WHAT IS REQUIRED >>
Throughout the records below, find the lines with the string "name" and give how many there are, nothing else.

Dataset entries
※ ※ ※

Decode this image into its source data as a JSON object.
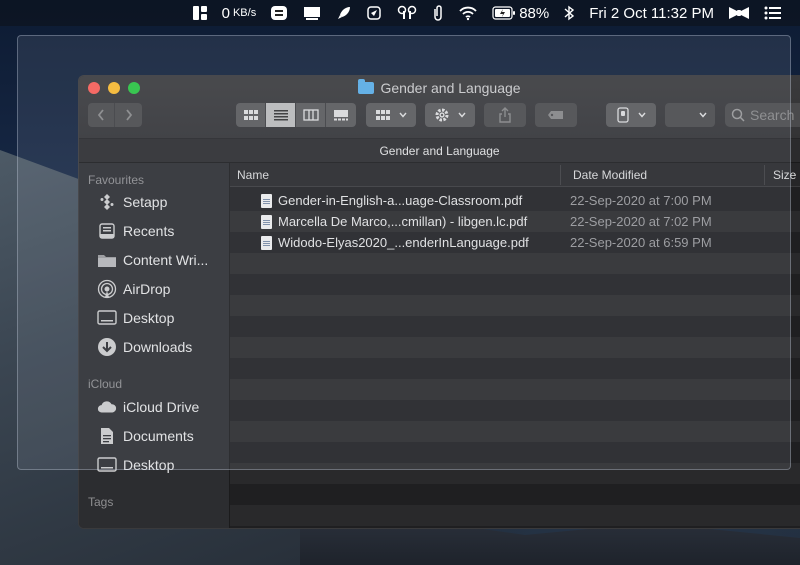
{
  "menubar": {
    "network_speed": "0",
    "network_unit": "KB/s",
    "battery_percent": "88%",
    "datetime": "Fri 2 Oct  11:32 PM"
  },
  "window": {
    "title": "Gender and Language",
    "path_title": "Gender and Language",
    "search_placeholder": "Search"
  },
  "sidebar": {
    "favourites_heading": "Favourites",
    "favourites": [
      {
        "label": "Setapp",
        "icon": "setapp-icon"
      },
      {
        "label": "Recents",
        "icon": "recents-icon"
      },
      {
        "label": "Content Wri...",
        "icon": "folder-icon"
      },
      {
        "label": "AirDrop",
        "icon": "airdrop-icon"
      },
      {
        "label": "Desktop",
        "icon": "desktop-icon"
      },
      {
        "label": "Downloads",
        "icon": "downloads-icon"
      }
    ],
    "icloud_heading": "iCloud",
    "icloud": [
      {
        "label": "iCloud Drive",
        "icon": "cloud-icon"
      },
      {
        "label": "Documents",
        "icon": "documents-icon"
      },
      {
        "label": "Desktop",
        "icon": "desktop-icon"
      }
    ],
    "tags_heading": "Tags"
  },
  "list": {
    "columns": {
      "name": "Name",
      "date": "Date Modified",
      "size": "Size"
    },
    "files": [
      {
        "name": "Gender-in-English-a...uage-Classroom.pdf",
        "date": "22-Sep-2020 at 7:00 PM"
      },
      {
        "name": "Marcella De Marco,...cmillan) - libgen.lc.pdf",
        "date": "22-Sep-2020 at 7:02 PM"
      },
      {
        "name": "Widodo-Elyas2020_...enderInLanguage.pdf",
        "date": "22-Sep-2020 at 6:59 PM"
      }
    ]
  }
}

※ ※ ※

YOUR RESPONSE >>
4